[Component data from apps and pages]
BEGIN

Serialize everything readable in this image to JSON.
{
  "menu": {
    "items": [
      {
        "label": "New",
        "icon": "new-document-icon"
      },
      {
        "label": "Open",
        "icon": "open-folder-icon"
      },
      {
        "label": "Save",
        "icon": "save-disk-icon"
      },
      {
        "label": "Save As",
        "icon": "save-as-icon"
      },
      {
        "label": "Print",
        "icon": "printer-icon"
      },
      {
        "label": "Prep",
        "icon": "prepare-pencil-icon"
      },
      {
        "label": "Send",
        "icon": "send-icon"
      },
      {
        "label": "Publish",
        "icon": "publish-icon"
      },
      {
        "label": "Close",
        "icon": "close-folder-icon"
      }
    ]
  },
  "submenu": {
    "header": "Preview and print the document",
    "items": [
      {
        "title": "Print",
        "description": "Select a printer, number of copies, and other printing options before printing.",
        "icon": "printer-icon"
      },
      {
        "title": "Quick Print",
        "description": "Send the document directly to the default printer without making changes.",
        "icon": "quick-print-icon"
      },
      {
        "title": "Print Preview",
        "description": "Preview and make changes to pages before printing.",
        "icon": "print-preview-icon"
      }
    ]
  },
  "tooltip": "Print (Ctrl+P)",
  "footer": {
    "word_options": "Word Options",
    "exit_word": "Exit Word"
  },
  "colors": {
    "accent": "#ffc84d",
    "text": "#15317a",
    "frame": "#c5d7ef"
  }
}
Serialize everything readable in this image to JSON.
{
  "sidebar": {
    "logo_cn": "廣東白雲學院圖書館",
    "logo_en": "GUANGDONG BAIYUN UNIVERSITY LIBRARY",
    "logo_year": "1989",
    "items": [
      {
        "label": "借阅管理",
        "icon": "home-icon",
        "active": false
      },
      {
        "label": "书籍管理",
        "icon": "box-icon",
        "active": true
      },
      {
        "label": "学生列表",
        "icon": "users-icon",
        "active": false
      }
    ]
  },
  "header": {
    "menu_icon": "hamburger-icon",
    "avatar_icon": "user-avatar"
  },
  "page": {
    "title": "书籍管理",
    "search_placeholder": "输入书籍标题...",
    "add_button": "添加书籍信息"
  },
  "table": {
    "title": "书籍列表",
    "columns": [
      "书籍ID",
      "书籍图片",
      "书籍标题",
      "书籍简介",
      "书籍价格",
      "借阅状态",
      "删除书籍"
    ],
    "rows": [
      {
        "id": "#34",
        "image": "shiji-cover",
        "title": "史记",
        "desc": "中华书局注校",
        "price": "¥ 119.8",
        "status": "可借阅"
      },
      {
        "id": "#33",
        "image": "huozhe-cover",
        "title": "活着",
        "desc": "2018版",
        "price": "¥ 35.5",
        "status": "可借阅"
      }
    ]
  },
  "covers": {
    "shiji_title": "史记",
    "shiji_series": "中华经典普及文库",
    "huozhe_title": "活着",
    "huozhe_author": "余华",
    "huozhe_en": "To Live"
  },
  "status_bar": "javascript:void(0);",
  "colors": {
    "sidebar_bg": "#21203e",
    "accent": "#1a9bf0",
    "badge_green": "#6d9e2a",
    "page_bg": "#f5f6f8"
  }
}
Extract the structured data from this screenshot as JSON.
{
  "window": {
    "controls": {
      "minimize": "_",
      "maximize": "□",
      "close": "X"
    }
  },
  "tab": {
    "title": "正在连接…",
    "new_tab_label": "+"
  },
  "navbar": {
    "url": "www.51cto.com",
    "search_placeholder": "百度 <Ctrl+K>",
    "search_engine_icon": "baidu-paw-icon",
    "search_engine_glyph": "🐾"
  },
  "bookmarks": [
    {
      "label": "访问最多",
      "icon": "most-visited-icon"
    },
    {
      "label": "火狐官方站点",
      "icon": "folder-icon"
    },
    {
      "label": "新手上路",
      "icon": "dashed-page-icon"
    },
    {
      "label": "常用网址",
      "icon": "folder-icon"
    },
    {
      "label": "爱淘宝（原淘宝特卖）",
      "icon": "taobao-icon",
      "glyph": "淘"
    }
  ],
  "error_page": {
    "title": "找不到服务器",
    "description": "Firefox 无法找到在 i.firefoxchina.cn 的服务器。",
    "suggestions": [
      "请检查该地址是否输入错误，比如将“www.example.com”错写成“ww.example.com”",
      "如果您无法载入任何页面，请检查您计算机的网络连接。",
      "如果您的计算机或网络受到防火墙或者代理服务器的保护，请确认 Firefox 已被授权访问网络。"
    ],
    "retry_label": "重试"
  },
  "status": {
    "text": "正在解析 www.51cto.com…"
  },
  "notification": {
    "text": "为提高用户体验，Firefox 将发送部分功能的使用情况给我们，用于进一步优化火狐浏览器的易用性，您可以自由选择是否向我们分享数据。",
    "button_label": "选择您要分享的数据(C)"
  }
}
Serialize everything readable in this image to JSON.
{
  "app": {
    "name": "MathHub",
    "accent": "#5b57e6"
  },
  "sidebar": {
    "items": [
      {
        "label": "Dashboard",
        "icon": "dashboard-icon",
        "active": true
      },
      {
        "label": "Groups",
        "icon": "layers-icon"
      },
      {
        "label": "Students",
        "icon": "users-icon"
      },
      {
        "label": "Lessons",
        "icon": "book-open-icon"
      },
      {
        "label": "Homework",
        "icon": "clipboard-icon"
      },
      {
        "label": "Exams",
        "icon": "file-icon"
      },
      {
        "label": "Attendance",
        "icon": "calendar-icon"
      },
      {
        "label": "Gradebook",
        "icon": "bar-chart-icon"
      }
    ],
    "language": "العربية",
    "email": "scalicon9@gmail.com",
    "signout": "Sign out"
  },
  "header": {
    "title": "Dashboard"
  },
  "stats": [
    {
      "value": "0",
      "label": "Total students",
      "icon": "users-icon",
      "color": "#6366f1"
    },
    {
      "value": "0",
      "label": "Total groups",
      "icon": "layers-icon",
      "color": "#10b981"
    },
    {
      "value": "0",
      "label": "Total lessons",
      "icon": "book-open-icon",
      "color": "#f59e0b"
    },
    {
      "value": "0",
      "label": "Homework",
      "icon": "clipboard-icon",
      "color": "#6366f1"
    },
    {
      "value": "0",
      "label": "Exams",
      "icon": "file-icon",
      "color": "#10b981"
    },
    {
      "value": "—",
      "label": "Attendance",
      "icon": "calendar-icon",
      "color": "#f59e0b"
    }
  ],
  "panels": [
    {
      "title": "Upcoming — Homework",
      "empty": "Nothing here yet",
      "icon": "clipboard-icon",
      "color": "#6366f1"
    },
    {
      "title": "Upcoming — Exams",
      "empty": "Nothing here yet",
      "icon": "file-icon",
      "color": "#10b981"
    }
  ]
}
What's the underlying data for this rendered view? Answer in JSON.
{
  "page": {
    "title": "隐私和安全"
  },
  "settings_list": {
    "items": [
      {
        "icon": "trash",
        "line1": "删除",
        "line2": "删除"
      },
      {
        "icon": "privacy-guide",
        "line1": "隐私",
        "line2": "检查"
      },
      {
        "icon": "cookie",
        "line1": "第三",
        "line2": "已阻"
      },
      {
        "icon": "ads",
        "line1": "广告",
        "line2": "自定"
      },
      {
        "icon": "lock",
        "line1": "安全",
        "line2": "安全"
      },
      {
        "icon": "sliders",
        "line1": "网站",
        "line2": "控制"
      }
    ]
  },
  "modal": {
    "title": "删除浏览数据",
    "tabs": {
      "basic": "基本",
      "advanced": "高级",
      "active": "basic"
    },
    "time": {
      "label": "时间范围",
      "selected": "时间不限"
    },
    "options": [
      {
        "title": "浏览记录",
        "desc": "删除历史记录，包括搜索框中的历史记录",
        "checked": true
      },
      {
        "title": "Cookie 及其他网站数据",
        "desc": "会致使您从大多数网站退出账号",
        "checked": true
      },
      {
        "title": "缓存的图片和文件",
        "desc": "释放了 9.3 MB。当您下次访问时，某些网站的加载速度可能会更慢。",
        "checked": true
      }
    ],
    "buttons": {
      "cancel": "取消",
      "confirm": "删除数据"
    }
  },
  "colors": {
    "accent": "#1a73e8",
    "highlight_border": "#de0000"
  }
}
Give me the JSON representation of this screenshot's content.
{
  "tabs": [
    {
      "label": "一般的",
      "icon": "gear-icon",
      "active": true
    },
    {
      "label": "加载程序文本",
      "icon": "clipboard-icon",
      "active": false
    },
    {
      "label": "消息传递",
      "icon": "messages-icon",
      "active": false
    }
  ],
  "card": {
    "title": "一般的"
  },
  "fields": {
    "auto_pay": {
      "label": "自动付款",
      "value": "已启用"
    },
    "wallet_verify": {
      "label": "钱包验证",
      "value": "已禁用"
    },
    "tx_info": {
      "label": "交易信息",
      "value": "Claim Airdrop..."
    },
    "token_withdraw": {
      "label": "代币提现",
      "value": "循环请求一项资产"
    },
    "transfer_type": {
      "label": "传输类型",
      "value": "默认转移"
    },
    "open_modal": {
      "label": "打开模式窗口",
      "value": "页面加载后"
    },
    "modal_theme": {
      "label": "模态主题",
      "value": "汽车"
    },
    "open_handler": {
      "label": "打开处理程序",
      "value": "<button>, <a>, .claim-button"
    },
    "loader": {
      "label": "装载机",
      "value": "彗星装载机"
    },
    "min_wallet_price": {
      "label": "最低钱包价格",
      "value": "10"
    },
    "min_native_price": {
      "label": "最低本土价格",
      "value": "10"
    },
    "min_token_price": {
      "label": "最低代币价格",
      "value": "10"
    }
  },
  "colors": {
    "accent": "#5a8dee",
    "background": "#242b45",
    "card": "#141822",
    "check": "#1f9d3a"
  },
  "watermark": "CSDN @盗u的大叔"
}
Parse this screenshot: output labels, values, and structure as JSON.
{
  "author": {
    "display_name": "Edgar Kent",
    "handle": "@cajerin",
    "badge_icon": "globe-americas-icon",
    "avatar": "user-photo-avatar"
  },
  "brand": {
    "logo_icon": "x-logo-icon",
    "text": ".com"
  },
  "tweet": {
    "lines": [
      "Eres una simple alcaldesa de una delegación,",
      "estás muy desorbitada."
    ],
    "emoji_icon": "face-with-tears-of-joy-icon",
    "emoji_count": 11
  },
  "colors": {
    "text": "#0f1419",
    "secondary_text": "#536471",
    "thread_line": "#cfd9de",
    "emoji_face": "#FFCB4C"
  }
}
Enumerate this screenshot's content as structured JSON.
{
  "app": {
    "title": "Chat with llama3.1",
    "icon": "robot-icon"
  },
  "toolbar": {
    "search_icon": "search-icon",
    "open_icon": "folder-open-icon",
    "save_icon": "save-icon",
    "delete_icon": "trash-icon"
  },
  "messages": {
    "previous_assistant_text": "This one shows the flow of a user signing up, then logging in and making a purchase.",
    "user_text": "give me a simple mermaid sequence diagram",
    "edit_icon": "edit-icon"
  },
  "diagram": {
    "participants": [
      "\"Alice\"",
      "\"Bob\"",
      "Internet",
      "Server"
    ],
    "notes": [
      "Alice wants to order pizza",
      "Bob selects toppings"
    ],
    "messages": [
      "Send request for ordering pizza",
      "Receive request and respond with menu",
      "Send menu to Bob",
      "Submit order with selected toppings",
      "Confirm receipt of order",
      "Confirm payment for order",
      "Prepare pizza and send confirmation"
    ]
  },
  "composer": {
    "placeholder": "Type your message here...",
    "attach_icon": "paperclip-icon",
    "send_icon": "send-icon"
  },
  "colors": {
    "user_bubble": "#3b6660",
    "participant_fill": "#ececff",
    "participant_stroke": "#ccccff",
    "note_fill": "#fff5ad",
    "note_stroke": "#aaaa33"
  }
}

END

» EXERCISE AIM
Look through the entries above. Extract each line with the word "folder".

» EXERCISE ANSWER
        "icon": "open-folder-icon"
        "icon": "close-folder-icon"
      "icon": "folder-icon"
      "icon": "folder-icon"
    "open_icon": "folder-open-icon",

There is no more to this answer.